Who the workshop is aimed at: Practitioners who are familiar with CT/CBT and have a moderate amount of experience in treating OCD.

The learning objectives:
• The cognitive model of OCD and its implications for treatment
• The belief domains thought to be relevant in OCD
• How to successfully challenge a patient's cognitive interpretations without trying to talk them out of their obsessions

Teaching Methods: Mainly lecture and some experiential and some role play.

Maureen Whittal, Ph.D. is the manager of the Anxiety Disorders Unit at UBC Hospital in Vancouver, British Columbia, Canada and is a member of the Obsessive Compulsive Cognitions Working Group (OCCWG). The OCCWG is a unique worldwide collaboration of researchers interested in the cognitive assessment and treatment of OCD. She has worked in the area of OCD since 1996 (and since 1986 in the anxiety disorders) and conducted a recent large- scale trial of CT for OCD.

Background readings:
1. Obsessive-compulsive cognitions working group (1997). Cognitive assessment of obsessive-compulsive disorder. Behaviour Research and Therapy, 35, 667-682.
2. Salkovskis, P.M. (1999). Understanding and treating obsessive-compulsive disorder. Behaviour Research and Therapy, 37, S29-S52.
3. Whittal, M.L., Rachman, S. & McLean, P.D. (2002). Psychosocial treatments for OCD: Combining cognitive and behavioural treatments.
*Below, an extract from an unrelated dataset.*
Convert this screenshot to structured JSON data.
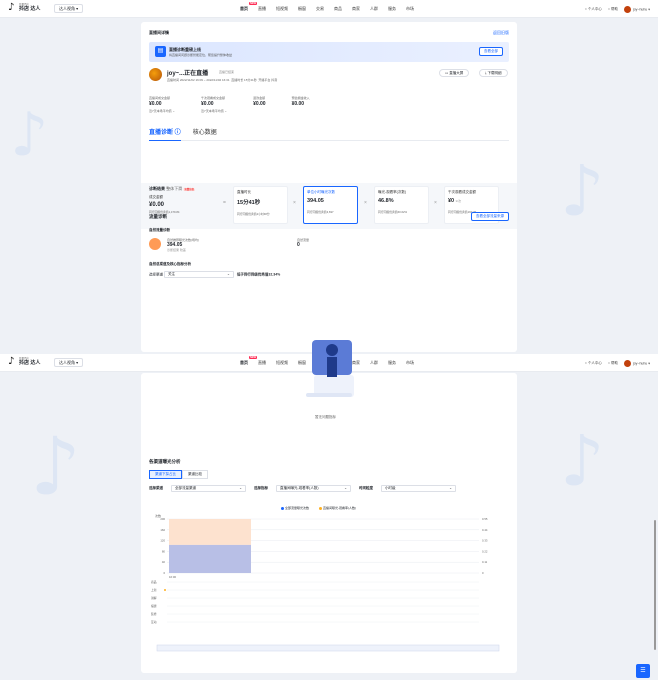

In G. Simos (Ed.). Cognitive Behaviour Therapy: A guide for the practising clinician. (pp. 125-149).


Workshop 20

Mindfulness-based Cognitive Therapy for Depression: a new approach to preventing relapse
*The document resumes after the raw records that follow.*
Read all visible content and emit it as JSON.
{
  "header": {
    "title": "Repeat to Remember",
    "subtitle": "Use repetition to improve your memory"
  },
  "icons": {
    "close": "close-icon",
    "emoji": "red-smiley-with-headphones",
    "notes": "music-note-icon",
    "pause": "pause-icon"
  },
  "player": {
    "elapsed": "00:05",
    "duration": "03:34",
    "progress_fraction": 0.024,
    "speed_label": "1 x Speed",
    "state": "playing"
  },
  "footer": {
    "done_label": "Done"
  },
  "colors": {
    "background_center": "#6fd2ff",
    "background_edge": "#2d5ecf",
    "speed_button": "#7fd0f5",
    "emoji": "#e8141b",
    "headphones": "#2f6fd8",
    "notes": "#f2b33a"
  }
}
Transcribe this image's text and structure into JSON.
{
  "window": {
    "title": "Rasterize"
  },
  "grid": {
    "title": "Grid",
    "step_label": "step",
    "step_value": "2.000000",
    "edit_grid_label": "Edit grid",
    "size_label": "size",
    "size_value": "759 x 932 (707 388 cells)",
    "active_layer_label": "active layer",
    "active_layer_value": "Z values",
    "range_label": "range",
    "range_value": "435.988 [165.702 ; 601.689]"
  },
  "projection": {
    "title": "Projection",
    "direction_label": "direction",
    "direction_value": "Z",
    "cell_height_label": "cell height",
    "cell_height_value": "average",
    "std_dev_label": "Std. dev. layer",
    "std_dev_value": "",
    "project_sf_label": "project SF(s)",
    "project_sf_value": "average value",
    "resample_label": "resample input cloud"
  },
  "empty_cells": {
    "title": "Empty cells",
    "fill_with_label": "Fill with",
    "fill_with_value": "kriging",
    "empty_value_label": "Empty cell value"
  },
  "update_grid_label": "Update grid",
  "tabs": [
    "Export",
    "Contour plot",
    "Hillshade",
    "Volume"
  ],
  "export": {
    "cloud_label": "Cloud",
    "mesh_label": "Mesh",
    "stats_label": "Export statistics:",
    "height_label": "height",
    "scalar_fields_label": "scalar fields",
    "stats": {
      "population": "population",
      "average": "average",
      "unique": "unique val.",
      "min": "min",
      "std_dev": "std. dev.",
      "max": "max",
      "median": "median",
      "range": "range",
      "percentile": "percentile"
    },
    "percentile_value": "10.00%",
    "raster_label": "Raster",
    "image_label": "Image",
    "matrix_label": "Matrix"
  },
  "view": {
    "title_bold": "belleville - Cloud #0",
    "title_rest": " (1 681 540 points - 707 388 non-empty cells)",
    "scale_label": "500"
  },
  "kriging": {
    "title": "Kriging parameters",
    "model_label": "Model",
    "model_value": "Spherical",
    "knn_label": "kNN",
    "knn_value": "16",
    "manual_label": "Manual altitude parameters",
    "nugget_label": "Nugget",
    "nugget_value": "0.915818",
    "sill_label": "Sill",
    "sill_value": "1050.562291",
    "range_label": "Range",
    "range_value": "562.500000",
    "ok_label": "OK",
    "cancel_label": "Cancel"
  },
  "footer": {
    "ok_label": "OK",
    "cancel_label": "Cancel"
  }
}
Mark Williams, University Department of Psychiatry, Warneford Hospital Oxford

Recent data suggests that depression is set to become one of the Western world's largest burdens of ill-health over the next twenty years. Much of this high rate of depression is due to the high risk of relapse and recurrence in those who have been depressed before. Recurrence occurs when small shifts in negative mood retrigger old habits of negative thinking formed during precious episodes.
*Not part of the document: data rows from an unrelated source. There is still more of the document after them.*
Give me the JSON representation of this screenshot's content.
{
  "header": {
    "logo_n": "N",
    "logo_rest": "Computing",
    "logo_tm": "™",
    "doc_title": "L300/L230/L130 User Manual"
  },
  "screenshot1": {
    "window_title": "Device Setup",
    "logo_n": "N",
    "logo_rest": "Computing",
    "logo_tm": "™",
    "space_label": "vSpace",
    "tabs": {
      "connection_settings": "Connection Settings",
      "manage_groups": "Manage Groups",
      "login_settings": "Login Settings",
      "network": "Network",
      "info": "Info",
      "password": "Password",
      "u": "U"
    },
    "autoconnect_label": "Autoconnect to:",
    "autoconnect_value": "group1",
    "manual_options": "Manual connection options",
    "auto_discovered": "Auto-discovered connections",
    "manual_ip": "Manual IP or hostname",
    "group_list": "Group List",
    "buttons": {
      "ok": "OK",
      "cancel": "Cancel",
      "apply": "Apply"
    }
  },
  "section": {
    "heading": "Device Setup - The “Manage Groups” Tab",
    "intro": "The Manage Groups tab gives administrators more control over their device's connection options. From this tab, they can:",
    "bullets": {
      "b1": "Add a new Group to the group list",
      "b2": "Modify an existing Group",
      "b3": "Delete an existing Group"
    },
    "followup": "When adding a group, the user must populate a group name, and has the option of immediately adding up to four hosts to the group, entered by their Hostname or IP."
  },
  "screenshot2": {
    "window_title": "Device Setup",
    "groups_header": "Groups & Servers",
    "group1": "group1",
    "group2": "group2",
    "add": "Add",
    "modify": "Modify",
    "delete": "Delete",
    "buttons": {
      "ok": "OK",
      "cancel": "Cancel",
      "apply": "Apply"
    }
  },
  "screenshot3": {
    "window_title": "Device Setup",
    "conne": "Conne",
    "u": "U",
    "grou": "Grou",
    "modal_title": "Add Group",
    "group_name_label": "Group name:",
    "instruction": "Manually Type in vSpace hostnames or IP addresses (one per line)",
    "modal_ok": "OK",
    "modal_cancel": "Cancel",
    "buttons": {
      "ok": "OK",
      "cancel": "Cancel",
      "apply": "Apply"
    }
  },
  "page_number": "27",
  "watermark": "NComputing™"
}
Mindfulness-based cognitive therapy (MBCT) combines Jon Kabat Zinn's Stress Reduction program with techniques from Cognitive Therapy in an eight week 'class' format for up to twelve patients who are currently in remission. It aims to teach participants how to become aware of early warning signs of relapse, and to reduce tendencies to avoid these early signs. It includes breathing meditation and yoga stretches to help participants become more aware of moment-to-moment changes in the mind and the body. It also includes basic education about depression, and exercises from cognitive therapy that emphasise the links between thinking and feeling.

Who the workshop is aimed at: This is an Introductory workshop for health professionals, especially those who deal with recurrent depression in their patients. Some previous experience with CBT for depression is highly desirable, but it may also be of interest to those who have applied meditation-based approaches in healthcare settings.

The learning objectives:
By the end of the workshop, participants will know:
• the recent evidence on the nature of cognitive risk for relapse
• why a mindfulness-based approach may be an appropriate way to address such risk
• the preliminary evidence on efficacy
And will have experienced:
• some of the MBCT practices used in the 8-week programme
• how these are integrated with CBT through dialogue and discussion of the practice

Teaching Methods: Lecture and dialogue, video, experience of practices used in MBCT

Mark Williams is Wellcome Principal Research Fellow in the University of Oxford. He has been interested in cognitive models and treatment of depression and suicidal behaviour for many years, and has recently been collaborating with John Teasdale and Zindel Segal in developing this mindfulness-based cognitive therapy to prevent relapse and recurrence in major depression.

Background readings:
1. Kabat-Zinn, J.(1990) Full catastrophe living. New York:
2. Delacorte.Segal, Z.V., Williams, J.M.G., & Teasdale, J.D. (2002) Mindfulness-based Cognitive Therapy for Depression: a new approach to preventing relapse. New York, Guilford Press.
3. Teasdale, J.D., Segal, Z.V., Williams, J.M.G., Ridgeway, V., Lau, M., & Soulsby, J. (2000) Reducing risk of recurrence of major depression using Mindfulness-based Cognitive Therapy. Journal of Consulting and Clinical Psychology, 68, 615-23